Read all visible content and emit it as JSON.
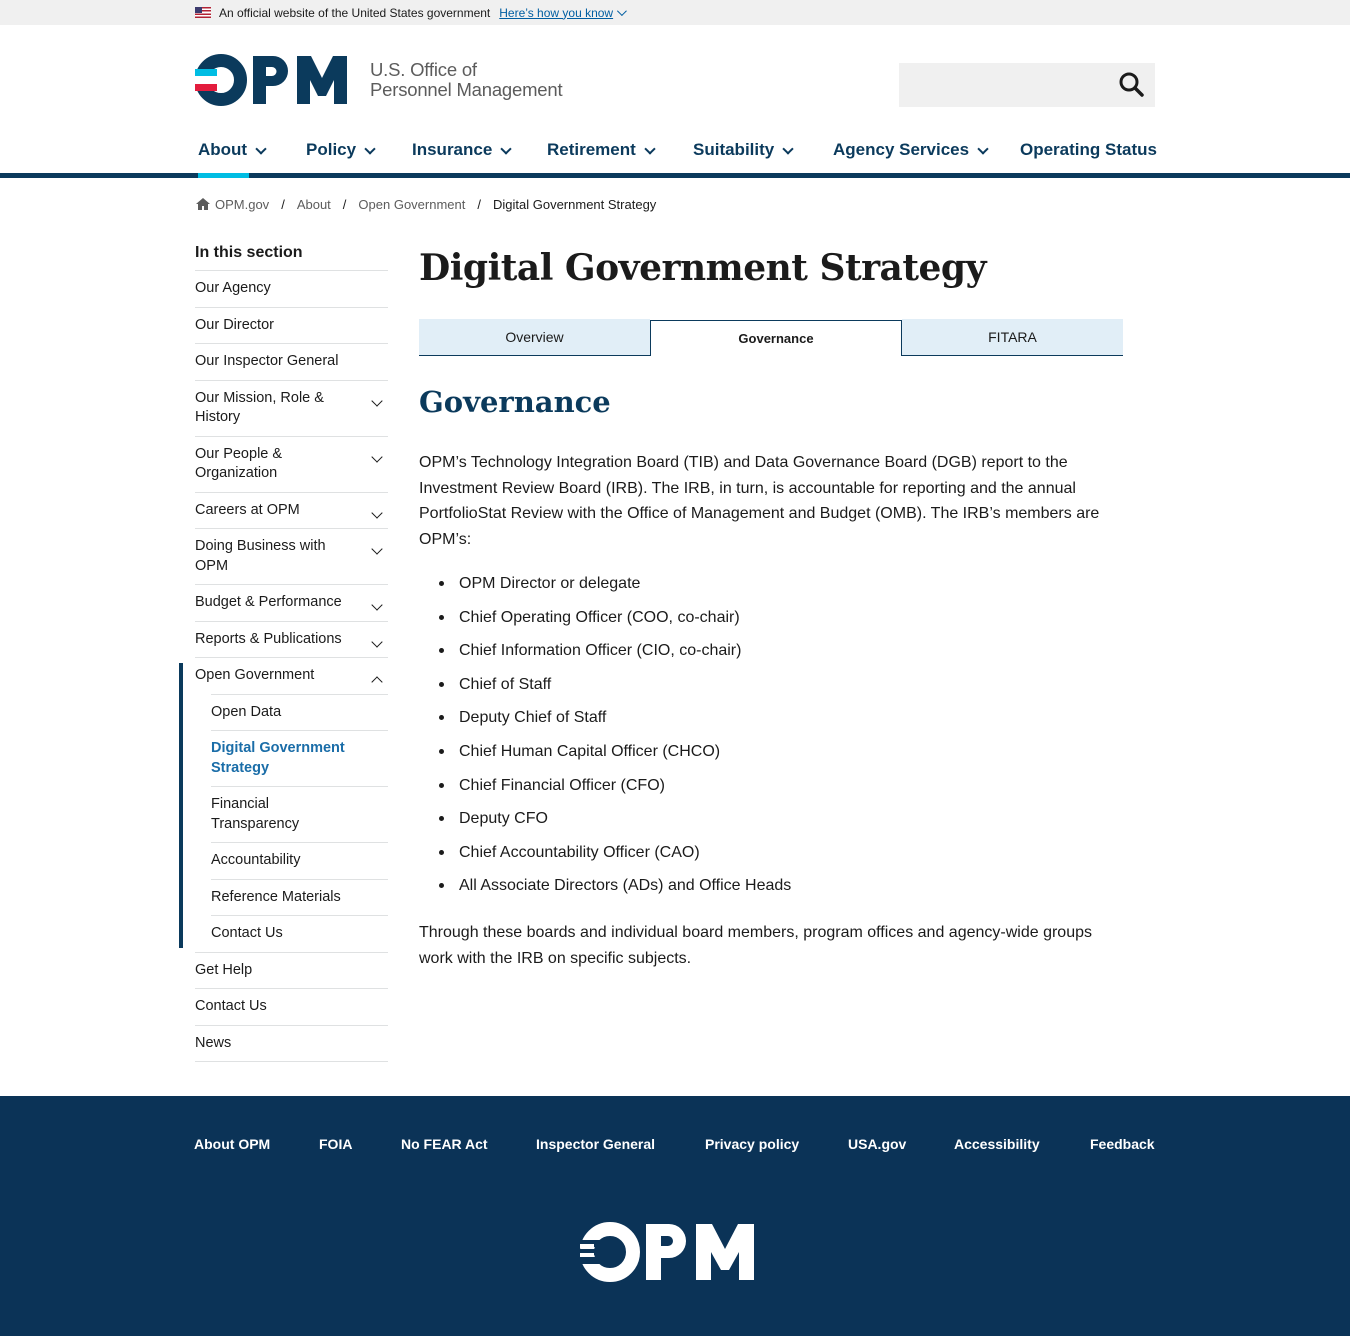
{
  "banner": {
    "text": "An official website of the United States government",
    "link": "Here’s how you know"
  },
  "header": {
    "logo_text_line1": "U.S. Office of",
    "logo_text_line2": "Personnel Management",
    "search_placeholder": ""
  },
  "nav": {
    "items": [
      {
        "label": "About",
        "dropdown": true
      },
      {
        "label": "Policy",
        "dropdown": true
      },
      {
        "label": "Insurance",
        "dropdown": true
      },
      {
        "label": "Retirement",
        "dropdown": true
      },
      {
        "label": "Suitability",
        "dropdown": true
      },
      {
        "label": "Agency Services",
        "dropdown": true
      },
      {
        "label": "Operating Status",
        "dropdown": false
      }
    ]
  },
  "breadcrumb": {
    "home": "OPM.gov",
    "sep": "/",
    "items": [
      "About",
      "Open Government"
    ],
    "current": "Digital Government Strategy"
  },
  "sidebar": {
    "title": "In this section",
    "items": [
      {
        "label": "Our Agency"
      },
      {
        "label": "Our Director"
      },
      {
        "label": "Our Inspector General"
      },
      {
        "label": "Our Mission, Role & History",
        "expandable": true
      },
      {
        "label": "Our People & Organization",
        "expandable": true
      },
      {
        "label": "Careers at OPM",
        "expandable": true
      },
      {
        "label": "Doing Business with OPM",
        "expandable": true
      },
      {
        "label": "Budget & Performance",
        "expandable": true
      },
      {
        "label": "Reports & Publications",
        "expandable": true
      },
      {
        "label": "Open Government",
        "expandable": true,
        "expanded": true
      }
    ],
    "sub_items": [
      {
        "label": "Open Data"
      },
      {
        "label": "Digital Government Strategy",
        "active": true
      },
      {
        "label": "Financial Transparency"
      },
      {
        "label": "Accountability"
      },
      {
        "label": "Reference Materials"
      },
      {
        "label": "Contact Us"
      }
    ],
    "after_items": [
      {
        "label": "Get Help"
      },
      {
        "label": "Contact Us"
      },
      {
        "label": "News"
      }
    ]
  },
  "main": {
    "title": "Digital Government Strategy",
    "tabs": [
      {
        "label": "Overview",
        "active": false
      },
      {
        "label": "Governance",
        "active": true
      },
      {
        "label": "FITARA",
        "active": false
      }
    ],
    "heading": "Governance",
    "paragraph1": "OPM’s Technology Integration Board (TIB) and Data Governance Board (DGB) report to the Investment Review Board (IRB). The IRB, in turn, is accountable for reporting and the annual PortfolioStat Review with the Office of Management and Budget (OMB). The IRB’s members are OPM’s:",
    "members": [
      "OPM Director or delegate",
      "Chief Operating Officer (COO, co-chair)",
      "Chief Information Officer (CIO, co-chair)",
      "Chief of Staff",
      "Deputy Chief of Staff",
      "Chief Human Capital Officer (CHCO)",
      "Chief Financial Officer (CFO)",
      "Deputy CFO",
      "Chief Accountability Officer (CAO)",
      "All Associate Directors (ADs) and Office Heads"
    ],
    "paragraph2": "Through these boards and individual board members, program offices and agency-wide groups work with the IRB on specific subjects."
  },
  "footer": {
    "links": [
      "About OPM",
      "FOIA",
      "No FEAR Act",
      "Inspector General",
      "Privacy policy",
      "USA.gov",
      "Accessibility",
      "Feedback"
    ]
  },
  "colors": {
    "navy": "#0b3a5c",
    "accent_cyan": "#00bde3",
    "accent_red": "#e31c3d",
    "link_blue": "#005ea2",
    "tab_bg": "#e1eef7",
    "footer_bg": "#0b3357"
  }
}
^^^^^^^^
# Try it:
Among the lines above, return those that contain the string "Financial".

# Answer space:
        "label": "Financial Transparency"
      "Chief Financial Officer (CFO)",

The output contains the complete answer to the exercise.